A social mobility charity working to reduce the impacts of socioeconomic inequality on young people in the UK.

Launching January 2022

Funded and managed by The Early Careers Company

Launching January 2022

Funded and managed by The Early Careers Company

Why do we exist?

In the UK,

Family wealth at birth

Is the most accurate indicator of future financial success.

Not IQ, race or gender.

A young person, from a working-class background, who graduates with a 1st class degree from a Russell Group University is less likely to successfully enter an

Elite Career Field

than a young person from a privileged background that graduates with a 2:2

By age 25, someone who went to a fee paying school is, on average

than their state-educated peers.

Only 6% of doctors, 12% of journalists and 12% of chief executives today are from working-class origins.

Children on Free School Meals are, at 27 years old:

23%

less likely to be in sustained employment

3x

more likely to be on out-of-work benefits

A low ability child from a high-income family is

35%

more likely to be a high earner

than a high ability child from a low income family.

What do we do?

We run a two year programme UK wide with 16-18 year olds from low-income families. Our programme aims to equip them with the knowledge, skills, confidence and exposure they need to make an informed decision about their future career and secure a fantastic first role in an industry they love.

Our programme consists of three initiatives:

Commercial Training Programme

Hosted on our custom-built app – My Future Hub

Mentoring Programme

The Early Careers Fund

Why is our programme important?

In the UK, socioeconomic inequality has worsened dramatically in the last decade

31% of children in the UK are growing up in poverty, 500,000 more than in 2015.
In London and the North East of England, this figure is 38%, a rise from 24% in 2015. Soaring rent costs coupled with stagnating wages has pushed many families to the brink.

Enabling young people to engage with opportunities that can increase their generational wealth is key to ending the cycle of poverty and entrapment.

Unskilled work is no longer a route out of poverty. The poverty rate amongst working households has hit a record high, with 75% of children in poverty living in a household where one person works.

Career guidance in education is often patchy and outdated

Many young people leave university with a poor understanding of the career opportunities available to them. Often, the career path they do embark on will be through a chance encounter, an introduction through their network or the first thing they encountered when job searching.

Young people from low-income communities are typically the most disadvantaged when it comes to understanding of the world of careers. They often only know of very traditional professions such as being a doctor, lawyer or accountant.

How can they pursue a career path if they don’t even know it exists?

The world of work is changing

A report by Dell Technologies estimated that 85% of the jobs that will exist in 2030 haven’t been invented yet. Our modern globalised technological economy is giving rise to many exciting new emerging industries, whilst more and more traditional manual labour roles are becoming obsolete and automated.

It is said that the world is currently undergoing the Fourth Industrial Revolution. If the next generation is not enabled to engage with the opportunities of the future, the impact will be profoundly detrimental.

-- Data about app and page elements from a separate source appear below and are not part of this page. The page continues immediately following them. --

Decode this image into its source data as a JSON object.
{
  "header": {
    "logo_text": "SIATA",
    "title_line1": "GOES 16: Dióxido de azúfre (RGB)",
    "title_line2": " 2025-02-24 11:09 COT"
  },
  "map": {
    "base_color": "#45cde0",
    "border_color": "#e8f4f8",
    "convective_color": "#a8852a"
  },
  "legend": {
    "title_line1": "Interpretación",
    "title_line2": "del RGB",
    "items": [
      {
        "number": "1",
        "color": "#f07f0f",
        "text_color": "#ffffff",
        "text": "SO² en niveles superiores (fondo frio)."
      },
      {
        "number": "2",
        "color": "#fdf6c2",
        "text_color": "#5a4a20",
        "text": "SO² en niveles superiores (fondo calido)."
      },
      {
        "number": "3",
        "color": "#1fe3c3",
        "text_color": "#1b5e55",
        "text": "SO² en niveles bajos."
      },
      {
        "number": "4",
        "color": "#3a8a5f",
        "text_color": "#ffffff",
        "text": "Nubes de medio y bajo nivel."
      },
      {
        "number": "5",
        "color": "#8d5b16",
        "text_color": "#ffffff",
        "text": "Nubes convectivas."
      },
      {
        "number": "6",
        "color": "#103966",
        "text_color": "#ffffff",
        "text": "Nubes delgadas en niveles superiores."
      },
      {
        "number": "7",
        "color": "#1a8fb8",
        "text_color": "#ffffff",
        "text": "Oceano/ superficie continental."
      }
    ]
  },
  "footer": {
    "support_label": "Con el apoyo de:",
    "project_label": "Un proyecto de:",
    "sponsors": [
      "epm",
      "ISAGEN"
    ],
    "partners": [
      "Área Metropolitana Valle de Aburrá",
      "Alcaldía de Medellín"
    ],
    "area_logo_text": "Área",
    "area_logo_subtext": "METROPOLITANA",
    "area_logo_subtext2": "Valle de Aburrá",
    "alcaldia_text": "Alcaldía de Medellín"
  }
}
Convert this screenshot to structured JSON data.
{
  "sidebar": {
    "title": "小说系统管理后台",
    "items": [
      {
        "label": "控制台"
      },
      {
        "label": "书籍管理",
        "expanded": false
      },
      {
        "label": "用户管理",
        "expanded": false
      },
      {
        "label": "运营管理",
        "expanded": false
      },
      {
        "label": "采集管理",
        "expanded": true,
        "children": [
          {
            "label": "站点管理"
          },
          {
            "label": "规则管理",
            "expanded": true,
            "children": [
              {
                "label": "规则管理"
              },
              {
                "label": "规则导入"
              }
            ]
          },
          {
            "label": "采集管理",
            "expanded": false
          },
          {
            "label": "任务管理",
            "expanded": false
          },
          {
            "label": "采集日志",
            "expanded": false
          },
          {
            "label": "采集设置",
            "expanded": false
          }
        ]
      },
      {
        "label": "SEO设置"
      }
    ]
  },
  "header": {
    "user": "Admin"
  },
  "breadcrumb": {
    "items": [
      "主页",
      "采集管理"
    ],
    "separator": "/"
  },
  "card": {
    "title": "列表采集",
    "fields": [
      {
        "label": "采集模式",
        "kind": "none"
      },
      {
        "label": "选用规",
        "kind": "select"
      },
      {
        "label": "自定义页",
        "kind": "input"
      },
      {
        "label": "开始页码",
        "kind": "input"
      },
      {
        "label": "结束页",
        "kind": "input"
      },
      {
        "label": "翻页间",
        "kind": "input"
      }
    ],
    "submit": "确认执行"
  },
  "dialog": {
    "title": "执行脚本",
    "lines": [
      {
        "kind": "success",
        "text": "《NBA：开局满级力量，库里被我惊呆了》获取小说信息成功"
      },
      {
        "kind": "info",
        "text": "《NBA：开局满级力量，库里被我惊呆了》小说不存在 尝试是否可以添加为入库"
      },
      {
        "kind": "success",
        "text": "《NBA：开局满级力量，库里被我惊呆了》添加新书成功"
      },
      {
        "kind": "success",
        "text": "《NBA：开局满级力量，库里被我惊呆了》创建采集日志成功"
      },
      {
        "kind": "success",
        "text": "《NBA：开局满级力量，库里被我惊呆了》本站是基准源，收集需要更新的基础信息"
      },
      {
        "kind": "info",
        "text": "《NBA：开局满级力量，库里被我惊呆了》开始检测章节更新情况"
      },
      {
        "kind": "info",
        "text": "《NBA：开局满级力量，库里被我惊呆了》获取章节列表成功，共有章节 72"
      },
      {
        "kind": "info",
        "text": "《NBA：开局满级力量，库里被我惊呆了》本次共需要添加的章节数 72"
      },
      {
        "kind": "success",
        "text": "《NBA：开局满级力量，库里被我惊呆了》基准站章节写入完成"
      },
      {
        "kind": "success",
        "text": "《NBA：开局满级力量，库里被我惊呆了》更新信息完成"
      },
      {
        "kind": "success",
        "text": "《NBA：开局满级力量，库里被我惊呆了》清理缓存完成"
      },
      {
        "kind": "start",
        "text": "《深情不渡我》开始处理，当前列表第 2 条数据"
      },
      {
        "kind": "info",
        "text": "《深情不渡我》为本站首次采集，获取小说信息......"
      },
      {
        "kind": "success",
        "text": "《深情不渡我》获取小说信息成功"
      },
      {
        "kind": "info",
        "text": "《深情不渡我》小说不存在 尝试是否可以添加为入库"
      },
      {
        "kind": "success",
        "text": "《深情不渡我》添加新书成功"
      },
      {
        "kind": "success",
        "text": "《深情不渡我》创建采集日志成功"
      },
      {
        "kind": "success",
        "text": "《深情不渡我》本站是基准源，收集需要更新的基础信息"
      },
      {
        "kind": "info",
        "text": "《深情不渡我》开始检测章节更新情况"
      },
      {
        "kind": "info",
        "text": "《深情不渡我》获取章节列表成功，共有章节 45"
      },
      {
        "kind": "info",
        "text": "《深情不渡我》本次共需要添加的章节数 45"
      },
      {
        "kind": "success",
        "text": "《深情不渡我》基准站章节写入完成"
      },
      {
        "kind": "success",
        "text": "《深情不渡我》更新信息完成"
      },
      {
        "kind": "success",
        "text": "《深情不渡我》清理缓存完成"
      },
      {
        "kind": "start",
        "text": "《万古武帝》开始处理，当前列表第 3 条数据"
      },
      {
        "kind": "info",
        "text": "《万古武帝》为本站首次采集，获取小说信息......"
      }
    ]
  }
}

Higher education ≠ improved employment outcomes for many

More young people than ever from low-income families are now attending university.
For many, this has largely failed to translate into the career outcomes they had hoped for. Many remain stuck in non-graduate and low-paid roles.

Lack of connections in a culture of “who you know”, lack of industry knowledge, inability to move to London (where opportunity is concentrated) due to starting salaries that cannot cover living costs, not having internship experience many privileged candidates do and classist discrimination are all contributing factors.

How we operate:

The Early Careers Foundation is funded by The Early Careers Company. All expenditure is directly paid for by the business, and Foundation employees are employed by the Company and seconded, full-time, to the Foundation.